Unlike English, which is a stress language, Japanese is a pitch language, which means that it has low or high pitch on the morae of vowels, not stress. An English speaker typically mistakes Japanese high pitch for stress. In some cases, this results in the relatively undamaged representation of a Japanese word in English, e.g., the toponym Kyushu has high pitch on the first mora of the long vowel ō of the first syllable, and when this word is pronounced with initial stress in English, it sounds more or less authentic. But this doesn’t hold in cases like Tokyo, where both vowels are long and, moreover, high pitch falls on the first mora of the following word, hence, for instance, Tokyo desu ‘it’s Tokyo’ has high pitch on the first syllable of desu ‘is’.

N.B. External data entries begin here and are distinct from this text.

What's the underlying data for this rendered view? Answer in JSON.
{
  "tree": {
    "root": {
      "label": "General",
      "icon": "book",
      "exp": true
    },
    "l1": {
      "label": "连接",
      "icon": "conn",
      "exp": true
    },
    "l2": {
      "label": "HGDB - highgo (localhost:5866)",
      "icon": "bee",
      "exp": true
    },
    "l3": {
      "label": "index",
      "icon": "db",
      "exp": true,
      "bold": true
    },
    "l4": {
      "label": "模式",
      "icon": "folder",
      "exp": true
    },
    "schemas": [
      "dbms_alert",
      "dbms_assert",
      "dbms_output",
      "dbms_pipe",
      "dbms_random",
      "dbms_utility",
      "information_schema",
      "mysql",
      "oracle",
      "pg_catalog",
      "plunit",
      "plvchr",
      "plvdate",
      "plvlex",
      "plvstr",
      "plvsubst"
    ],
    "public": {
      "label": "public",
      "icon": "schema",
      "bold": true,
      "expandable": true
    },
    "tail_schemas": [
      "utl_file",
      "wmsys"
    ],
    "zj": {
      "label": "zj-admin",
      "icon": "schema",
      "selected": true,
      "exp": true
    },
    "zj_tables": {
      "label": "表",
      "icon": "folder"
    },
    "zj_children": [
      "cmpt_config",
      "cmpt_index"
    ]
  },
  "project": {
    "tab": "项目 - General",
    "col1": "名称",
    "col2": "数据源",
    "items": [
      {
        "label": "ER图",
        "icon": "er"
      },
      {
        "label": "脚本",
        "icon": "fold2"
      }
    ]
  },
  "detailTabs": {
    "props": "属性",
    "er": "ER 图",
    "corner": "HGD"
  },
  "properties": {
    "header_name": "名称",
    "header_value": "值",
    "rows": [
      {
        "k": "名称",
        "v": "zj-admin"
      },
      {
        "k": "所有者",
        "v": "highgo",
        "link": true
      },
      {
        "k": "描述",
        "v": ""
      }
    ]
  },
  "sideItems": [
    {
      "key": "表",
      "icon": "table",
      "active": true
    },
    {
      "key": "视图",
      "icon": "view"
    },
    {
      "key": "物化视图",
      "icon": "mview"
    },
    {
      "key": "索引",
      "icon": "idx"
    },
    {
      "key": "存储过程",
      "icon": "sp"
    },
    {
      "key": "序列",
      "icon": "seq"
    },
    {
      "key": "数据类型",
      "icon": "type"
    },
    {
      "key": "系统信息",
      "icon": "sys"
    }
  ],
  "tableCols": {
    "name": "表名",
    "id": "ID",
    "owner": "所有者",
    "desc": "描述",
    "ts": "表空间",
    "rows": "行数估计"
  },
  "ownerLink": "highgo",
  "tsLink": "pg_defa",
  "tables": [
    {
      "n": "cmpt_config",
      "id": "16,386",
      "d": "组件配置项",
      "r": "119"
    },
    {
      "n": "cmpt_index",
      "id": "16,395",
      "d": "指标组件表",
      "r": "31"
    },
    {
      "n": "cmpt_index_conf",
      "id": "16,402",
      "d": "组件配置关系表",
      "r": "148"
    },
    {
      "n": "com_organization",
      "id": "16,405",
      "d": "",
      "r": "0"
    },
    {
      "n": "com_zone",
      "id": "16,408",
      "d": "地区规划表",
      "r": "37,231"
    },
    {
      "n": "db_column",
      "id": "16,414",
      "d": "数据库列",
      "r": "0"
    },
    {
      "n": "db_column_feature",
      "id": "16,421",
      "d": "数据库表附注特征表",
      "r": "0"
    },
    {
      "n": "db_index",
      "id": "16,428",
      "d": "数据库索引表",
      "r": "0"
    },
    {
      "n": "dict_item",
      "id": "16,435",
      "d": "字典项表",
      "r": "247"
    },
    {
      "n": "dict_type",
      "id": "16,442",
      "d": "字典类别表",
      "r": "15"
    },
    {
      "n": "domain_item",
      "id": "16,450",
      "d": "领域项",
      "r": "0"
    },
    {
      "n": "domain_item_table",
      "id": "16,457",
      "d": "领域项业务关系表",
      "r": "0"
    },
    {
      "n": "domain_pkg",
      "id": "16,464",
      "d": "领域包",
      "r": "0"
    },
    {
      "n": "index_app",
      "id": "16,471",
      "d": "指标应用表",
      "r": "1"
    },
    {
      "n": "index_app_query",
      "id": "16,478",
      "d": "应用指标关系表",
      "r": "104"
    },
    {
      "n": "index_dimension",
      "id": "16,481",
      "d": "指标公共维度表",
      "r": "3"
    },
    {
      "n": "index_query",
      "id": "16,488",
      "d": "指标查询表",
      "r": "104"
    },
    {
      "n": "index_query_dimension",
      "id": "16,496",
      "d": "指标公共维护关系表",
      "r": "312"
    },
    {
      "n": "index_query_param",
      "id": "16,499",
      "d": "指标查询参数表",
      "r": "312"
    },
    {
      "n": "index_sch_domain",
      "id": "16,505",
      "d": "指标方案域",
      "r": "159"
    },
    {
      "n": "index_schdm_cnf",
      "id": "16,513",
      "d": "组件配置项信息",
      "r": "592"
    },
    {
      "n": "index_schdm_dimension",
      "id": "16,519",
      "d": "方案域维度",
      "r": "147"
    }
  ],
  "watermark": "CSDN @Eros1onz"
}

What English speakers tend to do (besides mishearing high pitches as stresses) is to place a stress where it doesn’t correspond to a Japanese high pitch, as in Hiróshima/Hiroshíma. This toponym (like Tokyo) has a high pitch that falls on the first mora of the following word, all three preceding short vowels having low pitch, but the English rules of stress placement in quadrisyllabic words do not allow for ultimate stress in what looks like an English compound.
Occasionally, as in the case currently made notorious because of its damaged nuclear reactor, viz. Fukushima, English speakers happen to place a stress on the vowel corresponding to a vowel with high pitch in the Japanese original, which makes it (fortuitously) sound authentic to the ear of a Japanese speaker. Note even here, however, the alternate placement of stress on the element meaning ‘island’ (shima) following English prosody, which renders the original incorrectly.